Bread is almost a religion around here.
We are big carb lovers.
If you think making bread from scratch is too much trouble,
perhaps we don't share the addiction.
Count your blessings.

But try it anyway.  You won't regret it.

I still have plans to master canning, 
hosting bees for honey and chickens for eggs,
but we aren't able to pursue those things in our present location.

When we relocate to North Carolina,
we will be using the Local Harvest website 
to aid in finding our new community.
We want to live near farms, farmer's markets 
and folks who share our concerns about food and the environment.
We are willing to work hard to lead a more independent lifestyle.
We want to know our food is safe 
and that the earth that grows it is being well cared for.

We want to live a conscious life in every way possible.
These priorities in our lives will surely lead us 
to the perfect place to start Maple Hill.
The dream is taking flight...

How We Homestead Week One
How We Homestead Week Two

motivation-monday-6 hosts  

Tuesday, May 28, 2013

Farm School Week Eleven

Farm School is really heatin' up.
It's still spring, but feels more like summer.
Fortunately, up on the hill, there is always a breeze.

No time to use this, we have work to do!

Almost ready for the pickin'.

A tray of leek starts is doing well under the shade.
Hard to imagine, but these long, slender seedlings,

grow into this healthy and copious harvest.

My favorite type of lettuce had recently bolted.
The Red Salad Bowl variety had done well 
up until temps starting scaling the 90's.

New seeds were planted in hopes that 
changing the growing location could allow for another crop.

Pots are filled with Lynn's soil mix.
A couple of taps on the bottom settles the soil just right.

We work assembly-line style,
filling all the pots before beginning the next step.
It's an efficient way to ensure tasks are uniformly completed.

A pre-cut plastic form is placed on top of the soil.
See the nail in the middle?
That helps to make certain of proper centering of transplants.
The form is removed and the dirt is extracted from around the nail with a trowel.
The plant is placed in the hole and checked again for center.

The plastic ring is placed back on top and two nails keep it secure.
We water each plant as it is placed in its new spot.

The current location will be under these covers.

Twenty percent shadecloth is folded over twice, 
giving 60% protection.
A plastic overlay is placed on top of the shadecloth.

This should keep the crops safe from sweltering sun, 
blustery wind and pounding rain.

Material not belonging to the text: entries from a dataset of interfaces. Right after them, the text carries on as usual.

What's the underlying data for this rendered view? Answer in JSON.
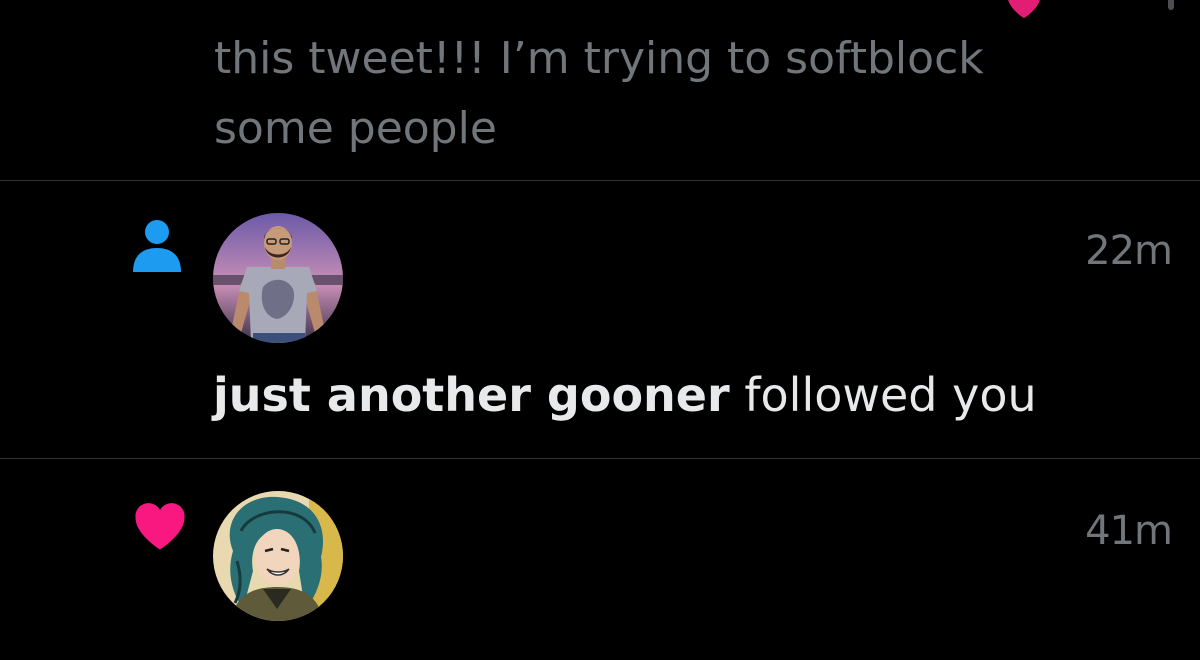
{
  "colors": {
    "background": "#000000",
    "divider": "#2f3336",
    "muted_text": "#71767b",
    "primary_text": "#e7e9ea",
    "follow_icon": "#1d9bf0",
    "like_icon": "#f91880"
  },
  "previous_notification": {
    "quoted_tweet_lines": [
      "this tweet!!! I’m trying to softblock",
      "some people"
    ]
  },
  "notifications": [
    {
      "type": "follow",
      "icon": "person-icon",
      "timestamp": "22m",
      "user_name": "just another gooner",
      "action_text": " followed you"
    },
    {
      "type": "like",
      "icon": "heart-icon",
      "timestamp": "41m"
    }
  ]
}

About 30 pots fit under one of these structures.
I sure hope it does the trick.
I have been Jonesin' for some of this delicious lettuce bigtime.

Let's see what else is goin' on here at the farm.

The peppers looked like this just a week ago.

Now they're turning beautiful shades of crimson,

and getting sweeter every day.
Peppers are one of the few crops we can grow 
in our humid summer climate.

Faye & Lynn also grow banana peppers,
which have a mild flavor
(they get their name from their shape).

Kohlrabi is another crop that is tolerating the heat so far.

Merely weeks ago, the dill seed started sprouting.

Now it's filling the same pot to overflowing.
This plant reaches upwards of 6 feet.

Here's our haul for this week.  
It feels great to be able to feed my family
veggies that are not from GMO seed,
haven't been sprayed with pesticides,
and have flavor far superior 
to anything we could find at the grocery store.

So far, it's been hit and miss with my own gardening attempts,
but I'll keep working at it.
With everything I'm learning at Farm School,
I know it's just a matter of time 
until we are consistently harvesting goodies like these 
from our own backyard.